Anyone manufacturing their product wants it to be on time, within budget, at the right level of quality and reliability, and in compliance with market regulations, but in terms of safety, they also don’t want it to be copied! There is a certain order to bring a new product to market safely, then, which reduces your risk of your product IP being copied by China copycats who can and will beat you to market if you have an attractive idea.
A customer recently asked us about which order to do things in, so let’s discuss why prototyping, patenting, and then going to market is a misguided concept that could land you in hot water.
Protoype > Patent > Market? A misguided concept.

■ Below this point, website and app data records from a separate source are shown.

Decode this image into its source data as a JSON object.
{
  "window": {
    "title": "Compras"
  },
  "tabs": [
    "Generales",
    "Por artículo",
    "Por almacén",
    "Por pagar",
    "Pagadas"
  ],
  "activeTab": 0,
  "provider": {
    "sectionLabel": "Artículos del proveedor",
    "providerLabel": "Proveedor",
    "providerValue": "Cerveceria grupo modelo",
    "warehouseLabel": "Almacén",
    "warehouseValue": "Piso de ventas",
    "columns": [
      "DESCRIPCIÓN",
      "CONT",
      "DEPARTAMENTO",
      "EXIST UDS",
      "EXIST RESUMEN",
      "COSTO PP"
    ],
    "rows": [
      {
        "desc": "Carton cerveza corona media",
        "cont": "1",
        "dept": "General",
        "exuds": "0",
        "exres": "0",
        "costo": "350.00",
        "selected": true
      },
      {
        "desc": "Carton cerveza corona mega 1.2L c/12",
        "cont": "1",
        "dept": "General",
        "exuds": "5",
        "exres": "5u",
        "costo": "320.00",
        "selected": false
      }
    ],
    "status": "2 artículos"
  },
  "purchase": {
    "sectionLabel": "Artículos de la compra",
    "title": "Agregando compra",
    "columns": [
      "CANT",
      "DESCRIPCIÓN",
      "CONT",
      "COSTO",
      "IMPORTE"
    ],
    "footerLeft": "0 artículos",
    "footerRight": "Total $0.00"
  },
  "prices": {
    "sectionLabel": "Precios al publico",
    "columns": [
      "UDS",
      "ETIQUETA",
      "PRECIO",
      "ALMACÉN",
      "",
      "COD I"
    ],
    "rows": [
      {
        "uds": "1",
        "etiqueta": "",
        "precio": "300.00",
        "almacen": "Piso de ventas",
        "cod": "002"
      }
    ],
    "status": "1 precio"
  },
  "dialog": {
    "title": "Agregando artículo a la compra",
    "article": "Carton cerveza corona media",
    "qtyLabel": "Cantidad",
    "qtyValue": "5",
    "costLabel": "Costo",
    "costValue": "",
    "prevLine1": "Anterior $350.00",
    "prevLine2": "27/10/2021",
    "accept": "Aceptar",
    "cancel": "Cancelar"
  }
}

Someone asked us if they should contact Chinese companies to make a prototype of their idea, and their plan was to patent the product idea afterwards when they had got the confidence to move forward from the market and investor feedback on the prototypes. However, they were worried about the Chinese manufacturer they used to create the prototype ripping off their idea and launching the product themselves instead.
This is a very common fear among people who want to develop a new product in China, as copycats are out there. It is not unfounded… but the way to think about this is profoundly misguided.
The common misconception about the order to proceed goes as follows:
- Get a prototype made.
- Show it to potential customers and investors.
- Decide if a patent is needed for the product (because patents are expensive, entrepreneurs and smaller businesses don’t want to risk spending that money on patenting too early).
👉 Related: read more about when to get a patent.
The problem is, doing these activities in this order reduces your new product launch’s chances of success in several ways…
A more sensible approach
In most cases, we’d suggest that you take this approach instead:
- Mock your idea up in creative ways and show it to potential customers – this might be making a mockup out of card, plasticine, pieces of wood, or even by 3D printing it.
- Based on your feedback, improve the mockups and refine your product idea until you see it gets a strong response from potential customers, and document it.
- Talk to potential investors, show them the market research you have already done and the results you got. They will be far more likely to be interested in investing if you can show them tangible interest from your chosen niche.
- Only after that, if the idea shows promise, work on the design (industrial design, early proof of concept…). This can be kept in your own country.
- Only when needed, and with the right precautions (such as a manufacturing agreement), approach a company in China to put together initial prototypes. All along, keep getting feedback from potential customers. You may prefer to use a contract manufacturer rather than OEMs or ODMs as the risks of them taking ownership of any product IP they work on is lower (read more about the differences between these manufacturers).
- Skip any “highly visible” marketing (Kickstarter, Indiegogo, YouTubers and other influencers…) at the start, as that’s the highest source of risk of getting copied. Chinese copycats do check these sources online to gauge if new product ideas are worth copying.
- Look into provisional patent applications if you believe patents can help, and register the trademark, but resist the IP lawyers’ pitch for a full-blown patent for as long as possible.
- Focus on winning in the marketplace as proceeds from sales are arguably more important than protecting your new product idea with a full patent due to the expense of the latter. Your V1.0 product is a valuable source of market feedback and funding for later, more sophisticated versions. Perhaps these are the versions to patent when you know that you have good market traction.
Remember, even if you’ve invested, say, tens of thousands of dollars into patenting your product, you also need to have the funds to defend that patent by bringing litigation to anyone that copies the product. This could be very costly, so you also need to take that into account. Without the money to pay lawyers to defend the patent, having the patent is actually not very useful except, perhaps, as a form of deterrent.
The following articles and long guide will help you to further understand the ins and outs of IP protection, prototyping, market feedback, and patents.